Erich von Daniken has been a thorn in the side of archaeologists and historians since the publication of his first book, Chariots of the Gods, in the 1960s. His interpretation of religious texts and mysterious artifacts encouraged a worldwide audience to consider the possibility that extraterrestrials not only visited Earth but left behind overwhelming evidence of their interaction with human beings. This has caused immense and ongoing anguish for Ďseriousí scientists whose theories are not nearly so intriguing, largely because those scientists are unable to produce explanations that are any more believable than von Danikenís bolder ones.

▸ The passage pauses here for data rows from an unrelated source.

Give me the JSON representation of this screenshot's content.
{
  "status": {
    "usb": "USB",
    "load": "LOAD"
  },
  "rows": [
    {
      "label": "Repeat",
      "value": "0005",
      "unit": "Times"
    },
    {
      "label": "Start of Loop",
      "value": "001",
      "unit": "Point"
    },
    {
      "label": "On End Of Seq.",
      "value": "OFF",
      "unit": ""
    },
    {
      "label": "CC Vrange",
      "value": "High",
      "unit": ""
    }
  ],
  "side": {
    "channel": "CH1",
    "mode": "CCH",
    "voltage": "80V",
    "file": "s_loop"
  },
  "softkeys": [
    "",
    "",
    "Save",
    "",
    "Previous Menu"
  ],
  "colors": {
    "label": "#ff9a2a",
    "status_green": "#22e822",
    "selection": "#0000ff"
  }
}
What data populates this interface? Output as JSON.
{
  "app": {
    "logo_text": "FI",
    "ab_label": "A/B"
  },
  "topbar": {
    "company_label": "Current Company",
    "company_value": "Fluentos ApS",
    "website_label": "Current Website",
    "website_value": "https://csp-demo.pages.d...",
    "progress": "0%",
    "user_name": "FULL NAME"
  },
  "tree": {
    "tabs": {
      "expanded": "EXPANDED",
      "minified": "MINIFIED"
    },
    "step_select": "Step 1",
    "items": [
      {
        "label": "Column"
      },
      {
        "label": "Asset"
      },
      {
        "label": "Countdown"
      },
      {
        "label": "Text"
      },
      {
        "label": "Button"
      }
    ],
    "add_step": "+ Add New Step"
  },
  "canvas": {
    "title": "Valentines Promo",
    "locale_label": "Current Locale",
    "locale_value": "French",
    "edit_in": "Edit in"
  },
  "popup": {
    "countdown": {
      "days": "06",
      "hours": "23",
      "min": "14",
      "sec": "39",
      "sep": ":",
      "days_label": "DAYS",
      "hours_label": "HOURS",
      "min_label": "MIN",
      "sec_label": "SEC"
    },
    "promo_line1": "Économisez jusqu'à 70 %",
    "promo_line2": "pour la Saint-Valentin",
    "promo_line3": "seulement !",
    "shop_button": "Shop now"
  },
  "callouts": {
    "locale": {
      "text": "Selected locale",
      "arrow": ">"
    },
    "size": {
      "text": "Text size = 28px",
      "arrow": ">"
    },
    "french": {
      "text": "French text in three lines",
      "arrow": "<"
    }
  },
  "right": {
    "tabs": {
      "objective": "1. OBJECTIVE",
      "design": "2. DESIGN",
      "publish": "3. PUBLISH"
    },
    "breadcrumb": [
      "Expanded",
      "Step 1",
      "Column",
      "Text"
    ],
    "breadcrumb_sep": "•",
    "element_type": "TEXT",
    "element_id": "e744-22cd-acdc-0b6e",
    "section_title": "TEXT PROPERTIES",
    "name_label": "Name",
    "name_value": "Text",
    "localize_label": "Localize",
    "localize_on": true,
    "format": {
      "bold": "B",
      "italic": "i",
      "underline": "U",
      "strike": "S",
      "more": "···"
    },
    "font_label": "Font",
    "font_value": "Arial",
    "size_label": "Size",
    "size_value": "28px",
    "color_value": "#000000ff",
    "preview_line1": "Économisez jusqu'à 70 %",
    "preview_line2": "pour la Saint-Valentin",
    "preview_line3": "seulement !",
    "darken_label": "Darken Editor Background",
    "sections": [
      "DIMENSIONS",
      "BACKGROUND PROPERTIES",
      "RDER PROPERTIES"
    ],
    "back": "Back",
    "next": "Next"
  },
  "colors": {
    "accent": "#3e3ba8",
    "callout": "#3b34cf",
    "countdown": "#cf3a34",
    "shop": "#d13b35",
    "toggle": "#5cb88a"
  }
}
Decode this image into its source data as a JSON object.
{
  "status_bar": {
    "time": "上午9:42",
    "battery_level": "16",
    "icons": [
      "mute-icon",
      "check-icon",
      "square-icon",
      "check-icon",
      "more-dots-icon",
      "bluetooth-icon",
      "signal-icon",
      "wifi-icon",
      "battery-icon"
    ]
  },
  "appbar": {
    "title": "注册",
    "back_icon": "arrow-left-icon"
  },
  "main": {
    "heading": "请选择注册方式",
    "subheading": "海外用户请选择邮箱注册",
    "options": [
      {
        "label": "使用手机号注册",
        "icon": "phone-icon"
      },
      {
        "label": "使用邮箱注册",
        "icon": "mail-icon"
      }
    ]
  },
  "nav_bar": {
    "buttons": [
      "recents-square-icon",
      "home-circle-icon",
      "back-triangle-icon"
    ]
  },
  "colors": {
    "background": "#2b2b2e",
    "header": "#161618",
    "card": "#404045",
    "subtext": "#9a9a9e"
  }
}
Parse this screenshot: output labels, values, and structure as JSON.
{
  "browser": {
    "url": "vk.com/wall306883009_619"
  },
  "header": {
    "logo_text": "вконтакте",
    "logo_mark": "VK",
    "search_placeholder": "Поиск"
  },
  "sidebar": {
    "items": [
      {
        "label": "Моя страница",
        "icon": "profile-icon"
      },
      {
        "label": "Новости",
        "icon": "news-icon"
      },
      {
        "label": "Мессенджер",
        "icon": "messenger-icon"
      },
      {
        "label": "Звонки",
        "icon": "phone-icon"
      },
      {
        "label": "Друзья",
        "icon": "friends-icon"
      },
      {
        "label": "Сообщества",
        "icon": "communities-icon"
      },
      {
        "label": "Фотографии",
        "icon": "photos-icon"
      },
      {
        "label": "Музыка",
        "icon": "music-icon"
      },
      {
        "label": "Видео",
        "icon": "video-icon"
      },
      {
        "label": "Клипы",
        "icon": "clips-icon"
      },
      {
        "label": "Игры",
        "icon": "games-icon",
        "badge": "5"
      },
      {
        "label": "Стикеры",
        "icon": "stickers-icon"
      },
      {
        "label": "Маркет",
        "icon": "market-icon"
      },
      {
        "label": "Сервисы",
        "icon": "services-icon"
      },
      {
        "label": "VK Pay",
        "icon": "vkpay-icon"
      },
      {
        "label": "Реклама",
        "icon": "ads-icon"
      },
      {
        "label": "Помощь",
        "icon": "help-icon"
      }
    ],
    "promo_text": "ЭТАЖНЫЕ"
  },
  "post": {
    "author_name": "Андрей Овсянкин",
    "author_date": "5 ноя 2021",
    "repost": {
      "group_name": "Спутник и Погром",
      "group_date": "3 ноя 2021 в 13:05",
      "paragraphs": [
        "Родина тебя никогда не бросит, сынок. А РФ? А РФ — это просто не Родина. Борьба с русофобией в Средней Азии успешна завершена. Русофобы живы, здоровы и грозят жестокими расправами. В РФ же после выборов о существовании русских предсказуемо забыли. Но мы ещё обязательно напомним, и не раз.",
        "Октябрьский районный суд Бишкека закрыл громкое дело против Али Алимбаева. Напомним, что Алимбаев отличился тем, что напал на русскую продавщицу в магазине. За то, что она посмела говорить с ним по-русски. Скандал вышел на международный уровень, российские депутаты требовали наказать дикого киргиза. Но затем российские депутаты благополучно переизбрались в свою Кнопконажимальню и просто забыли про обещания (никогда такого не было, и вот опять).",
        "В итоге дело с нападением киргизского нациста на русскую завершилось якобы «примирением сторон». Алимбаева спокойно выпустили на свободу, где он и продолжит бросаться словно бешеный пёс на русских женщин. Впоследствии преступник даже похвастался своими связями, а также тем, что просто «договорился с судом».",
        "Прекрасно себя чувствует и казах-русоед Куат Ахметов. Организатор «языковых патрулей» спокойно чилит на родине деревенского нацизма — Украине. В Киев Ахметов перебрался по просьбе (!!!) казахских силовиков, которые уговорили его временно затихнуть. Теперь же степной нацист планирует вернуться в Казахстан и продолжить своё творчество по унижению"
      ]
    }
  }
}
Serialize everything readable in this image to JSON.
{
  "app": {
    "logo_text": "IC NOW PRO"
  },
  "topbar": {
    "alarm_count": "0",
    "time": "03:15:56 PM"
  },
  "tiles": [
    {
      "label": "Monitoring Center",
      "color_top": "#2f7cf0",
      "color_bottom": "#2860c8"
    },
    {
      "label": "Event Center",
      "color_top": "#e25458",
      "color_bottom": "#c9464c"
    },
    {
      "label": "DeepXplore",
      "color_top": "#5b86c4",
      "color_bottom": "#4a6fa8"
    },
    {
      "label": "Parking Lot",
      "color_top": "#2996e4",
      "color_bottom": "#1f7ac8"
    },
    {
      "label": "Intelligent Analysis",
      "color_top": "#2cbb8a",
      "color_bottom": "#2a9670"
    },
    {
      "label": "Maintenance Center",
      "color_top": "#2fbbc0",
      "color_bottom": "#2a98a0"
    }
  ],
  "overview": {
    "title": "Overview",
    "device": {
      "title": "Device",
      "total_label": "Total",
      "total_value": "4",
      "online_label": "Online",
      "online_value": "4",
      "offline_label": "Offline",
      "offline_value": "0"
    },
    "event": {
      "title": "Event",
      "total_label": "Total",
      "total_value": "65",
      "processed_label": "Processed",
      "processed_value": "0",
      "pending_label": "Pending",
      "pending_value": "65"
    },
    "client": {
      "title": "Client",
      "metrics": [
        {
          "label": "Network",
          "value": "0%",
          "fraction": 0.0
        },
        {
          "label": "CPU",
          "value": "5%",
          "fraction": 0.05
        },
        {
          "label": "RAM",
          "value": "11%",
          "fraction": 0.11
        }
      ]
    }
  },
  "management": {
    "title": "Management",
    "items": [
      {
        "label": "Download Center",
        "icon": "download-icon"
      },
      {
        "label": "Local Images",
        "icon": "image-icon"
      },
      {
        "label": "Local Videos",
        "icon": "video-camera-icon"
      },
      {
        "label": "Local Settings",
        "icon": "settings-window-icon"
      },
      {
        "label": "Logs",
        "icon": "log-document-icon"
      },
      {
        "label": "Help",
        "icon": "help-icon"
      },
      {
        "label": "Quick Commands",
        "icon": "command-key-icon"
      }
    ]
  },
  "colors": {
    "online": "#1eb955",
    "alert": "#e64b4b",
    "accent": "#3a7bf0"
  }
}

Since that first bombshell of a book, von Daniken has written dozens more. His latest, Twilight of the Gods, continues to build upon the Ďancient astronautí theory, this time exploring the connection between space travelers and the host topic of today Ė the Mayan calendar. By this time, almost everyone has heard something about the prediction that an ancient calendar devised by the Mayans covers tens of thousands of years and seems to point to December 21, 2012, as The End of Something. Itís no surprise that von Daniken expects extraterrestrials to be involved.
In Twilight of the Gods, as in many of his earlier works, von Daniken reminds readers that he believes in the Christian god and that the existence of intelligent beings from outside our galaxy doesnít present a conflict for him. When von Daniken reads the Bible, he pays attention; instead of accepting that every unusual occurrence is a miracle beyond human understanding, von Daniken relentlessly pursues specific answers. For example, when confronted with Ezekielísí description of a flying vehicle that transports the Lord, von Daniken and Captain Kirk have the same reaction: what does God need with a space ship? From these questions, von Daniken speculates about possibilities, mostly involving the previously and frequently mentioned spacemen.
After all these years and books, von Daniken has covered just about every historical artifact, location and text, so much of the information in Twilight of the Gods will be familiar to von Danikenís loyal readers. Cargo cults, Egyptian hieroglyphs, biblical tales, and Nazca Lines are all clear evidence, according to von Daniken, that extraterrestrials played a significant role in the development of human culture and technology.
The authorís passion for his subject bursts through the limits of the printed word. Readers canít help but get caught up in von Danikenís enthusiasm and wildly outgoing personality. Von Daniken himself often gets so carried away that he throws out intriguing theories but forgets to connect the dots, leaving readers adrift in the vast ocean of conjecture. This time around, the book fails to deliver on its promise to tie an ancient stone calendar to either the anticipated world change due in 2012 or to the intervention of outside forces. In fact, Twilight of the Gods merely brushes the surface of that riddle and instead recaps numerous other archaeological mysteries mentioned in earlier books.
As much as I enjoy Erich von Danikenís books and theories, I canít recommend Twilight of the Gods to anyone other than the diehard follower. For all others, I suggest that you go to the original Chariots of the Gods for an entertaining and thought-provoking von Daniken experience.